#### Information provided

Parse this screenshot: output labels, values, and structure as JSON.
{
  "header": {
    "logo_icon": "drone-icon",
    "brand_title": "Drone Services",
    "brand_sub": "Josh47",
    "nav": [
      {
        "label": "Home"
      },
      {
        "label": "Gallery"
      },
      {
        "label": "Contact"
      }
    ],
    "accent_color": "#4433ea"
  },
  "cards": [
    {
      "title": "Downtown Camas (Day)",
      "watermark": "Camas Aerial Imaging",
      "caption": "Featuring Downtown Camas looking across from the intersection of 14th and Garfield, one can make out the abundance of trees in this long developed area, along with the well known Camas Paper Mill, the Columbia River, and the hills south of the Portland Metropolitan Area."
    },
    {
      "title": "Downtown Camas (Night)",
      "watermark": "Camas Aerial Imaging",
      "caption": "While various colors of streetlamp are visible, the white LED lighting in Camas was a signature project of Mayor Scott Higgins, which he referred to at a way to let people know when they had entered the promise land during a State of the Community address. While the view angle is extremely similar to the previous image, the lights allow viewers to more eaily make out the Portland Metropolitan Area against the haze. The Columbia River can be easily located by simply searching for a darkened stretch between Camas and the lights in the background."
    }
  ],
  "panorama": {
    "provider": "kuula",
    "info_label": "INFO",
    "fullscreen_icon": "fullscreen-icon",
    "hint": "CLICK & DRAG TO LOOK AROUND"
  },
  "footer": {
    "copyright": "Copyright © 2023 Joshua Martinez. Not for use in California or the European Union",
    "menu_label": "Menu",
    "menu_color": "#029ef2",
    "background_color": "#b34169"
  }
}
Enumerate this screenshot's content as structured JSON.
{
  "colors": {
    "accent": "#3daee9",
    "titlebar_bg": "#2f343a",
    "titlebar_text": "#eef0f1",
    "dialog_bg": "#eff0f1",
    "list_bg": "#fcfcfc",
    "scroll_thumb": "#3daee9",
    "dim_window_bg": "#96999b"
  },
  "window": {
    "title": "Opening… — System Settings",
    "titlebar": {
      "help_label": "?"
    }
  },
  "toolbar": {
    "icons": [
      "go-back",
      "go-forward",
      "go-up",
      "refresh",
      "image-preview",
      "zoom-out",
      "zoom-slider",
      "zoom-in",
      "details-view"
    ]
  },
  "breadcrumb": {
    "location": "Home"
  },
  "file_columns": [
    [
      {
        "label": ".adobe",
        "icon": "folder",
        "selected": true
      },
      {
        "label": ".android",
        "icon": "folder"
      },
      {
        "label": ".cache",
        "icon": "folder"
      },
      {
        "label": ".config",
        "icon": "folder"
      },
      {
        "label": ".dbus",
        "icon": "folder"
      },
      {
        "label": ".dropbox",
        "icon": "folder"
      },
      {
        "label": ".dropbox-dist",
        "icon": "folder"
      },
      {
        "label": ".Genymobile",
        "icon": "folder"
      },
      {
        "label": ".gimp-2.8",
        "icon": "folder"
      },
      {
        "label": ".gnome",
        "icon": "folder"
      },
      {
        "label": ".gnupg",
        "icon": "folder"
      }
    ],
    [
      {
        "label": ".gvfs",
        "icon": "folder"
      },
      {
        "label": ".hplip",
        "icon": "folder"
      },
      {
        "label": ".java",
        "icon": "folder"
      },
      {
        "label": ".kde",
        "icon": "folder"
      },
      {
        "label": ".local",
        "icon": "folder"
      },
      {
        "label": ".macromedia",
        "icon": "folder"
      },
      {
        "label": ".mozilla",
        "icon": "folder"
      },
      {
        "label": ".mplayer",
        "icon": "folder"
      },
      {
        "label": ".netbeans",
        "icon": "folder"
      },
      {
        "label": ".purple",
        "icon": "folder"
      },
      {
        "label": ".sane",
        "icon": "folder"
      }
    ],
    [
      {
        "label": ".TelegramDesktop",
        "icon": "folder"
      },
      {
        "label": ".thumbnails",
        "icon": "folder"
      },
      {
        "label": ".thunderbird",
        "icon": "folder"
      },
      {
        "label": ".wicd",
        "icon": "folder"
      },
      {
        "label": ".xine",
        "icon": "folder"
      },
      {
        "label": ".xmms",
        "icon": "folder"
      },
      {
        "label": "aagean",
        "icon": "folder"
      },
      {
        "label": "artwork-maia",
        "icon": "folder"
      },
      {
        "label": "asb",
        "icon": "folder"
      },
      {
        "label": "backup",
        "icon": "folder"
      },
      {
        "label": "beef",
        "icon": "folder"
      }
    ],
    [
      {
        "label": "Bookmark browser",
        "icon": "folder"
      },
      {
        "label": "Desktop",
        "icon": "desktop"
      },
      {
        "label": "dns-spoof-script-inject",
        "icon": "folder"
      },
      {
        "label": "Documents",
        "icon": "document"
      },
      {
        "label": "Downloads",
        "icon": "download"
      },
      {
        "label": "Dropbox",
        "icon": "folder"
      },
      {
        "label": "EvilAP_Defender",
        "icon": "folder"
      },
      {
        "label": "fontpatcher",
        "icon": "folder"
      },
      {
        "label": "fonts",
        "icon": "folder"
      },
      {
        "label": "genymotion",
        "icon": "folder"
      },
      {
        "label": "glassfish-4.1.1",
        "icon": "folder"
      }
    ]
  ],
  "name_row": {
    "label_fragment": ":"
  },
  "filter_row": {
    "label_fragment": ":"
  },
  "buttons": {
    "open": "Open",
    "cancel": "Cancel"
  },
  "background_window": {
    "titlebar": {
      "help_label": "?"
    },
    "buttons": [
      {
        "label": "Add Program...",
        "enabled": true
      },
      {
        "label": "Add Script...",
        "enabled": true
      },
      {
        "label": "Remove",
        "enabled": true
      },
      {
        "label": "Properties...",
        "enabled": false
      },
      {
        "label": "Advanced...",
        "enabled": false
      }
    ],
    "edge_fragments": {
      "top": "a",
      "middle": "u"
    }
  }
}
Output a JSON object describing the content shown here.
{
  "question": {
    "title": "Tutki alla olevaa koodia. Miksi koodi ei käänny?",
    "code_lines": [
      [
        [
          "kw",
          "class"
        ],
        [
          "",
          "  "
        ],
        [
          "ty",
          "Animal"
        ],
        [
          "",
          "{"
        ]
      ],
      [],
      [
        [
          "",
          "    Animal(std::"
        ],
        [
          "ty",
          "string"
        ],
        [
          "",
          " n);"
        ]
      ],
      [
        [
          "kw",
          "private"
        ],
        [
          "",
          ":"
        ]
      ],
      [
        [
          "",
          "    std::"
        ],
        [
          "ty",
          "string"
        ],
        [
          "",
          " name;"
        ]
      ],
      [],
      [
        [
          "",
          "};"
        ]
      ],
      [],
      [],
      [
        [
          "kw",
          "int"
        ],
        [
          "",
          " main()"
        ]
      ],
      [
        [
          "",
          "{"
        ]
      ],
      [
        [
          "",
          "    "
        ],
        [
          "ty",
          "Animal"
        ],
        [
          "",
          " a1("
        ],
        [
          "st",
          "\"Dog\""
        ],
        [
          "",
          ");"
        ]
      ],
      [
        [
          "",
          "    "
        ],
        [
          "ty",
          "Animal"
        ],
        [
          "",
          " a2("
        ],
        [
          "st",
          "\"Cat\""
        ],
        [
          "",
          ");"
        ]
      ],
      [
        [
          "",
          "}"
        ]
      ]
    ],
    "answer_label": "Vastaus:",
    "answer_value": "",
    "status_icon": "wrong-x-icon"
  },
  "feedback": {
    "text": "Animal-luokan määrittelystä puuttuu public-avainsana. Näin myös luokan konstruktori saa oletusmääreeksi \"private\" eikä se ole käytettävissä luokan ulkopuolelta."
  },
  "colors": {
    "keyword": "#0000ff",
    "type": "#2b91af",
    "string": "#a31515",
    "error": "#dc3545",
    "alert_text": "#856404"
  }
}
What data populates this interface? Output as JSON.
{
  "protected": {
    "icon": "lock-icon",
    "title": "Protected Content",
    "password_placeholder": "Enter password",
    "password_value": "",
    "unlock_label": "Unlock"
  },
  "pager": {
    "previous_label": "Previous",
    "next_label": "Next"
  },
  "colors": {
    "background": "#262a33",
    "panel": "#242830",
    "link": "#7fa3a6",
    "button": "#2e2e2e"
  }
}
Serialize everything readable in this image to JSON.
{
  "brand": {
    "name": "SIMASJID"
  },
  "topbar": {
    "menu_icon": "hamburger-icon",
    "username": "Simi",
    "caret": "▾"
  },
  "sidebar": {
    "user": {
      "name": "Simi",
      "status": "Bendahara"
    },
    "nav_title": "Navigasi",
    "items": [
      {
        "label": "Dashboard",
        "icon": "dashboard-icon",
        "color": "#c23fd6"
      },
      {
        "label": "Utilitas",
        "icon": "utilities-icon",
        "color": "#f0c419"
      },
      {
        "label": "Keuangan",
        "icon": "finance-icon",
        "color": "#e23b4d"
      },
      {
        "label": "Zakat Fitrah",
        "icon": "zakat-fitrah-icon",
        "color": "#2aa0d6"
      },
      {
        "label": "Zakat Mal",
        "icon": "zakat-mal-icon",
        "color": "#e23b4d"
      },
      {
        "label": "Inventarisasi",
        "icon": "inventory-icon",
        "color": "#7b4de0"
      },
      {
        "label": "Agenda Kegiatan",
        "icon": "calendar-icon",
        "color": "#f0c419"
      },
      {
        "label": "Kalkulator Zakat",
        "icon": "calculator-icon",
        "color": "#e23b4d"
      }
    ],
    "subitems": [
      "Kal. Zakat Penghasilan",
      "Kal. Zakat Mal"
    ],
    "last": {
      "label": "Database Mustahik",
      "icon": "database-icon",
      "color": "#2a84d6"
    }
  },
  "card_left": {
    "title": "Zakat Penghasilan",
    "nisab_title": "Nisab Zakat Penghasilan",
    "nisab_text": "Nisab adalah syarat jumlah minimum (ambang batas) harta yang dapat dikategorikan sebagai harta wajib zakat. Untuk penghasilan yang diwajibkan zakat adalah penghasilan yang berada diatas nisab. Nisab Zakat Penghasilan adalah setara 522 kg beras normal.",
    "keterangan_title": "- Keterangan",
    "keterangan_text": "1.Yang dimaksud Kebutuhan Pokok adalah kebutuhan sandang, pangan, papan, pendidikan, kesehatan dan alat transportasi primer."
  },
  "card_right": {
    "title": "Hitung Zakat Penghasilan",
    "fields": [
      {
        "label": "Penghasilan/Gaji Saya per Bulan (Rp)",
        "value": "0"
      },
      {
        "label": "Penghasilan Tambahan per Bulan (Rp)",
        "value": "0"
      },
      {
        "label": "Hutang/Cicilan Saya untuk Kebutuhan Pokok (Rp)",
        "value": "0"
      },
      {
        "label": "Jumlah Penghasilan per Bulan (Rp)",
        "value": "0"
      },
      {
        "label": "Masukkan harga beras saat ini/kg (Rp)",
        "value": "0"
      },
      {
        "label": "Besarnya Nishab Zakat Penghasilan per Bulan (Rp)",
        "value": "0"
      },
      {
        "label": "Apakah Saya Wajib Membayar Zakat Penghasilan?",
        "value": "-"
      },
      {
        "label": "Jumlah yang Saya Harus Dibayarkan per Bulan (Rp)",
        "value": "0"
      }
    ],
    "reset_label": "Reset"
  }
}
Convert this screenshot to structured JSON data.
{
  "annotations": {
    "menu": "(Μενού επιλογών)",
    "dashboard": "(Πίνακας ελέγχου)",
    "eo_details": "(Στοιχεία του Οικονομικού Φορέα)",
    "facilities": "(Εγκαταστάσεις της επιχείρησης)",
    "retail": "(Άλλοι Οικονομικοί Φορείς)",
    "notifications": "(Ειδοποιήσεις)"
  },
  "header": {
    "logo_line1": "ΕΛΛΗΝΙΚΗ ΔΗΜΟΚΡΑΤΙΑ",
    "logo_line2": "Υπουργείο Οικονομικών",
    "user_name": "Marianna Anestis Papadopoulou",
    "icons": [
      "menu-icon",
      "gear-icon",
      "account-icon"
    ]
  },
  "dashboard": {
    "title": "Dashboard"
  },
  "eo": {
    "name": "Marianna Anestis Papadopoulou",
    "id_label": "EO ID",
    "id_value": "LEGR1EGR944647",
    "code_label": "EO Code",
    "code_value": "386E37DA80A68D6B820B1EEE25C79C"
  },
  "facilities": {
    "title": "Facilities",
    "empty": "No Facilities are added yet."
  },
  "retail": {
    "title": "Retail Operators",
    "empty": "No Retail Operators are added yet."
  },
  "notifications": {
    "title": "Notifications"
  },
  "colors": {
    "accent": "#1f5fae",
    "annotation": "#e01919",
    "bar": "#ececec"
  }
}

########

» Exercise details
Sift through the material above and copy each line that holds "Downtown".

» Finished exercise
      "title": "Downtown Camas (Day)",
      "caption": "Featuring Downtown Camas looking across from the intersection of 14th and Garfield, one can make out the abundance of trees in this long developed area, along with the well known Camas Paper Mill, the Columbia River, and the hills south of the Portland Metropolitan Area."
      "title": "Downtown Camas (Night)",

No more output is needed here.